The task >> Locate every line in the records below that contains the word "timursavciofficial", and copy each one.

Source data
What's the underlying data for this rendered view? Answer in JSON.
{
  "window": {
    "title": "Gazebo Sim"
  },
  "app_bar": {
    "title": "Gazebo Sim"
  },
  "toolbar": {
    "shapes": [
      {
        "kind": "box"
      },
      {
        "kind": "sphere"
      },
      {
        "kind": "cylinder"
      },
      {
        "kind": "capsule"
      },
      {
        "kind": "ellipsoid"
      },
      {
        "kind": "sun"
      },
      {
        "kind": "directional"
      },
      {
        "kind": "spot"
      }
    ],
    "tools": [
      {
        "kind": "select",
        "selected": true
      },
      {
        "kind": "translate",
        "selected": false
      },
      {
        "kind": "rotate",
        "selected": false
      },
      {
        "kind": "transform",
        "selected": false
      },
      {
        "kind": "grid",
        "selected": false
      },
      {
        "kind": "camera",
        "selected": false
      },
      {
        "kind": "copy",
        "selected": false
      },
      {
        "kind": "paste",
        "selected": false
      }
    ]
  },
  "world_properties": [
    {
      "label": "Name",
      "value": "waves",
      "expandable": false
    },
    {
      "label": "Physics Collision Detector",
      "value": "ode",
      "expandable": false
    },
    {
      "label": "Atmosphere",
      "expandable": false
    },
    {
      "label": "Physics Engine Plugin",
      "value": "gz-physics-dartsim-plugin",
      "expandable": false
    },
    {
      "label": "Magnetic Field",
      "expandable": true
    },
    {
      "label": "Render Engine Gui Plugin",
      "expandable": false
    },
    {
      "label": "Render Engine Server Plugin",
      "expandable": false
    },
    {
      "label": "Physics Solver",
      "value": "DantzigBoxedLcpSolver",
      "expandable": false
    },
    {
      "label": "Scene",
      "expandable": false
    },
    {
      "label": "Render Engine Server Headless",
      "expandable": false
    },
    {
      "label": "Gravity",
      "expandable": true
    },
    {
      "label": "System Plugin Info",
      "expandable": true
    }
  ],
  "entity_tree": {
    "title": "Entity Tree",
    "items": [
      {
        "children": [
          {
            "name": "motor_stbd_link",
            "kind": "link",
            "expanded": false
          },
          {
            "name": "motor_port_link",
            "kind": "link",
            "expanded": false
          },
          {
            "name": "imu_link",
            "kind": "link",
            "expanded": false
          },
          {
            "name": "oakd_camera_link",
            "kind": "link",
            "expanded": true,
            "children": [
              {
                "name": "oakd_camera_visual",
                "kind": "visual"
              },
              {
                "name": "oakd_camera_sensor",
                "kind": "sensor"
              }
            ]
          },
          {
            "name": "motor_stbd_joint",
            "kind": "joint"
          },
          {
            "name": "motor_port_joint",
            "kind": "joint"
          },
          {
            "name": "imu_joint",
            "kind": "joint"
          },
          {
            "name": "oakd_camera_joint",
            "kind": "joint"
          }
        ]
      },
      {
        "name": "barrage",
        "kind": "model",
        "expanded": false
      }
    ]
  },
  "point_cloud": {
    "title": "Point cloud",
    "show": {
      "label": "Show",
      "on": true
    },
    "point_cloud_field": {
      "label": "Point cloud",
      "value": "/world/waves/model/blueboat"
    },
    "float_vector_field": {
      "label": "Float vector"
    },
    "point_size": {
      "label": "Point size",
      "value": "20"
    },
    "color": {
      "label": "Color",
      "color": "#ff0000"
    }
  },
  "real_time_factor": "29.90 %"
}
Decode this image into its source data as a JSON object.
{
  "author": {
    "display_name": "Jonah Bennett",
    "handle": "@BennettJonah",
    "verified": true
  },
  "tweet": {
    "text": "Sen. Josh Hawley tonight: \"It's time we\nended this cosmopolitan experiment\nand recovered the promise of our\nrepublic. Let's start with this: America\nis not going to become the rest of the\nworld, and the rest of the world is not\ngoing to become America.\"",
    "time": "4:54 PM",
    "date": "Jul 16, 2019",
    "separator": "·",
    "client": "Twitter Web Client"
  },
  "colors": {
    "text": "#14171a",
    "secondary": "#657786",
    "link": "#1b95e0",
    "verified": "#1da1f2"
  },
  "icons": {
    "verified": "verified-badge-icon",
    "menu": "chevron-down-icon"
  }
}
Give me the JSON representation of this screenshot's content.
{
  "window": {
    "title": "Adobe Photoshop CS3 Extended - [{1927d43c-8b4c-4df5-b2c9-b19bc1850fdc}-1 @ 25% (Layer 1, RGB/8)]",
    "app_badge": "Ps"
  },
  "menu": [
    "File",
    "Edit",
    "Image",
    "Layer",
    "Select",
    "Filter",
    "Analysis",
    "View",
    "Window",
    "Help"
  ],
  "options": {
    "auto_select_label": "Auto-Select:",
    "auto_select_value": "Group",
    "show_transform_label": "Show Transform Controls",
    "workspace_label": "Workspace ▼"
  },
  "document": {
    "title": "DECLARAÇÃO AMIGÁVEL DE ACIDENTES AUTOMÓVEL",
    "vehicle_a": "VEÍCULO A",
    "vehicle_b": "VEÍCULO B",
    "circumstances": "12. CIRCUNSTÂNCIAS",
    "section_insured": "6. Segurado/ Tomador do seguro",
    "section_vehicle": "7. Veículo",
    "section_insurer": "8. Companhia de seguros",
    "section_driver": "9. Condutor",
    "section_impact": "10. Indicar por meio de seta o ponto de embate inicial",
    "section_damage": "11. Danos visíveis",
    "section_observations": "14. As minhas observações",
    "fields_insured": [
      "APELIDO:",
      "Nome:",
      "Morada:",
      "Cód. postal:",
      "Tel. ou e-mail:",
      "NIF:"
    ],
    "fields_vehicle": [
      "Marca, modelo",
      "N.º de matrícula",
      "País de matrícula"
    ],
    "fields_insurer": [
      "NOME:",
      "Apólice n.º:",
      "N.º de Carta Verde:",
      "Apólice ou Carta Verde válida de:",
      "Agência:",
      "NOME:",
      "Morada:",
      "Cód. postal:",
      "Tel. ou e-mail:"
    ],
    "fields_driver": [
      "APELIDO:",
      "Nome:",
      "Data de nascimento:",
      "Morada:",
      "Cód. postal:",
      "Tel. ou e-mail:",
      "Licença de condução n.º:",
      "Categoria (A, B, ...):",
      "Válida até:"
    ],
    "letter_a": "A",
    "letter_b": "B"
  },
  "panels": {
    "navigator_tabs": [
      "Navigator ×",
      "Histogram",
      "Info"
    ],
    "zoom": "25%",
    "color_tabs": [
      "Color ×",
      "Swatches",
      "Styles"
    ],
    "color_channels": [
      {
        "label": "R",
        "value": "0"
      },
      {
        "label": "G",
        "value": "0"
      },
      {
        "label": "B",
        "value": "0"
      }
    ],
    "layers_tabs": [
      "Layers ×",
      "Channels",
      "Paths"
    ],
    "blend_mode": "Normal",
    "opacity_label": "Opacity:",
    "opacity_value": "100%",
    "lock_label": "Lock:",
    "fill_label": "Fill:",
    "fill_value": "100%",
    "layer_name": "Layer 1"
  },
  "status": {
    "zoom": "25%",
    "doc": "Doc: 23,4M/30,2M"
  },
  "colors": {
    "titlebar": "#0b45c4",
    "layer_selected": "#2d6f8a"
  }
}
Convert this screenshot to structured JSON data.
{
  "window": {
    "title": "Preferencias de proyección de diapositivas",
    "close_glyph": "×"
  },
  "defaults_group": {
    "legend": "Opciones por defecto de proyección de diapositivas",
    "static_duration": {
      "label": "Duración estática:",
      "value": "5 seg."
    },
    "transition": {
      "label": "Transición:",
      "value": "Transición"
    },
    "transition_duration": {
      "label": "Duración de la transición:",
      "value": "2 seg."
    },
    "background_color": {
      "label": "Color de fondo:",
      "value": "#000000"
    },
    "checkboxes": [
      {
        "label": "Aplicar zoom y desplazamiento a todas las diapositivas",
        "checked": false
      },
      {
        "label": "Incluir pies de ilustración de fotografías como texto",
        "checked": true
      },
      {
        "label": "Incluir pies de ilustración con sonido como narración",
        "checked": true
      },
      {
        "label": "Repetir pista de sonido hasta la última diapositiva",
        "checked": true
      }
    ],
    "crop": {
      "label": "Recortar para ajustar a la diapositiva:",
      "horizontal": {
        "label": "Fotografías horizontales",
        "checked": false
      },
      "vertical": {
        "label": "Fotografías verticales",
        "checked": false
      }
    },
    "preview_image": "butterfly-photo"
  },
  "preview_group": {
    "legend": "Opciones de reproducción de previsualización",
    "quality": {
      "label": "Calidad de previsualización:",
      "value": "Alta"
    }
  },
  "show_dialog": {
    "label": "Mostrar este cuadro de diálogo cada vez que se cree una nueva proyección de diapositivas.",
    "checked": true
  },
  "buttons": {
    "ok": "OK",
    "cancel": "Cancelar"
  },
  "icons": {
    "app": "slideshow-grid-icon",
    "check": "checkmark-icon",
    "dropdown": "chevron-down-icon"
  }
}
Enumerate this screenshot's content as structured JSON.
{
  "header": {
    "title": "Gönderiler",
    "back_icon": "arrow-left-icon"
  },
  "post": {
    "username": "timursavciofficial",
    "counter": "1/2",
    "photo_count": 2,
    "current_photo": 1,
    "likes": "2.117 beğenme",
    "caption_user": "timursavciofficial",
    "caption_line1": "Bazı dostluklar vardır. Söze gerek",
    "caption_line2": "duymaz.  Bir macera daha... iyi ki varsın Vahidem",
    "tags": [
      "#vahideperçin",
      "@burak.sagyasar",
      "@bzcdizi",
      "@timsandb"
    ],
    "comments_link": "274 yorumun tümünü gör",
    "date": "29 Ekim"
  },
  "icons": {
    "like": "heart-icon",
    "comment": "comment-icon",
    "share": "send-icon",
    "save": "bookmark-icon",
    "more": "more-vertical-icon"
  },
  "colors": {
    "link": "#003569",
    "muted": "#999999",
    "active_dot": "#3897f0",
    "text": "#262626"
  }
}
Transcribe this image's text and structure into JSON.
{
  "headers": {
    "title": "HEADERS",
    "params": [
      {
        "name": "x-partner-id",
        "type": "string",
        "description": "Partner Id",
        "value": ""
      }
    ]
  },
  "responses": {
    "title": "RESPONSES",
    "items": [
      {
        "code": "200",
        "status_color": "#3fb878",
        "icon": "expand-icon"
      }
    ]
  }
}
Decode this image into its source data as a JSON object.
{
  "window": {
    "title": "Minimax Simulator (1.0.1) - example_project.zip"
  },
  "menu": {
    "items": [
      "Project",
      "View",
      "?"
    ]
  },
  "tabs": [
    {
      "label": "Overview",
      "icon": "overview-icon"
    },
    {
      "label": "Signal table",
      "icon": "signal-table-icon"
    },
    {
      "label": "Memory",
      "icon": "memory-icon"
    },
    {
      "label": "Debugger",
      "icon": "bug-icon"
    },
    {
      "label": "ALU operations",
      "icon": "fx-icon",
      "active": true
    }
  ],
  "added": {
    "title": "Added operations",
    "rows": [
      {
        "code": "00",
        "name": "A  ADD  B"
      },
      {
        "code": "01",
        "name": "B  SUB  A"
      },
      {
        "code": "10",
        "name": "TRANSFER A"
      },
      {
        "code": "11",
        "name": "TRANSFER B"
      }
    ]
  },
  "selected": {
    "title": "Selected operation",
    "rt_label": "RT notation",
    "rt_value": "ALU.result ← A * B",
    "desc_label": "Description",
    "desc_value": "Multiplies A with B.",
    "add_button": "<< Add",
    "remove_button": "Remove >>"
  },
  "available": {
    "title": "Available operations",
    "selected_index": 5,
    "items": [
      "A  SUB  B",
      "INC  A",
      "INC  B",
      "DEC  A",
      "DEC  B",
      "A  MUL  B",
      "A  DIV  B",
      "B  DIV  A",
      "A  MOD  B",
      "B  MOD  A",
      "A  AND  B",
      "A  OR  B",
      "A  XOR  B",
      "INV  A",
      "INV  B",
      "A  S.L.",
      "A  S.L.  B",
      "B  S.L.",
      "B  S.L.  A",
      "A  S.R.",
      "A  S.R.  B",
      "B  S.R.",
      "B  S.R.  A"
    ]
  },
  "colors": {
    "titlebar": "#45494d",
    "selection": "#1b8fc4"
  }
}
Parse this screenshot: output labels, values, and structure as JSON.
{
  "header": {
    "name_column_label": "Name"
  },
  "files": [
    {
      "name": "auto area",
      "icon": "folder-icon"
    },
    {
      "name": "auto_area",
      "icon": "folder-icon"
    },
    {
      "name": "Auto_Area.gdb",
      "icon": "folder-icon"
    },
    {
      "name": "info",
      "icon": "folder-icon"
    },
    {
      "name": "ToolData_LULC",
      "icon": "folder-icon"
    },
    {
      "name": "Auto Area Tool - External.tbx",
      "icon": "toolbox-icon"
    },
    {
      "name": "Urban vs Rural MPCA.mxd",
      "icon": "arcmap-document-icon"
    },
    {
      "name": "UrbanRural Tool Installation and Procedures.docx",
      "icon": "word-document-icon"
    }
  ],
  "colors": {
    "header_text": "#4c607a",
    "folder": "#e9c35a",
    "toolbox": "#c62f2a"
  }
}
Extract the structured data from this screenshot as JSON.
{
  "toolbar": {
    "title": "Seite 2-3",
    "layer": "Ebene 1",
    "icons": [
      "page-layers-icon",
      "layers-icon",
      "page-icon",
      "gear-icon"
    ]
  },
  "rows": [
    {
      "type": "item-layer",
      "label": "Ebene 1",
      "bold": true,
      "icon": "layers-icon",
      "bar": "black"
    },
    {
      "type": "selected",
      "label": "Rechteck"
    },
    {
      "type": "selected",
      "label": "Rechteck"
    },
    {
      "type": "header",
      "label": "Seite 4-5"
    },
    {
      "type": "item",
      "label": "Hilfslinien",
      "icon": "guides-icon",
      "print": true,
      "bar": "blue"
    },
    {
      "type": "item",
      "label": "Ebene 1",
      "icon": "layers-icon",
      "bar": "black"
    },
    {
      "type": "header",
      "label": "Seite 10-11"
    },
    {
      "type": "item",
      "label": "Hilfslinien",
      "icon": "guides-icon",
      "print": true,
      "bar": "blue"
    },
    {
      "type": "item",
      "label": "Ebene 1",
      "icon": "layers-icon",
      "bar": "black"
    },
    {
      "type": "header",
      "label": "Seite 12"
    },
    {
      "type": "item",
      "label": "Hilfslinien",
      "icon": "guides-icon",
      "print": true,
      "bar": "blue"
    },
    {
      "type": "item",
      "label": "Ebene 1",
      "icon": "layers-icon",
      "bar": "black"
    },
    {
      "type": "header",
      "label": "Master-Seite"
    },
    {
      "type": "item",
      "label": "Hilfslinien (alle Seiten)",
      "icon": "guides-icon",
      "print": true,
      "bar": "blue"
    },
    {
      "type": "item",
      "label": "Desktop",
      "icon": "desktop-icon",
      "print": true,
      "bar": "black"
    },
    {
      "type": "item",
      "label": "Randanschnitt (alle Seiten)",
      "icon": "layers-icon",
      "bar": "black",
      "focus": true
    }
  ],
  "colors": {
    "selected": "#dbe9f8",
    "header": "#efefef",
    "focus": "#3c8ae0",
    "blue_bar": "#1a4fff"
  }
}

Written answer >>
    "username": "timursavciofficial",
    "caption_user": "timursavciofficial",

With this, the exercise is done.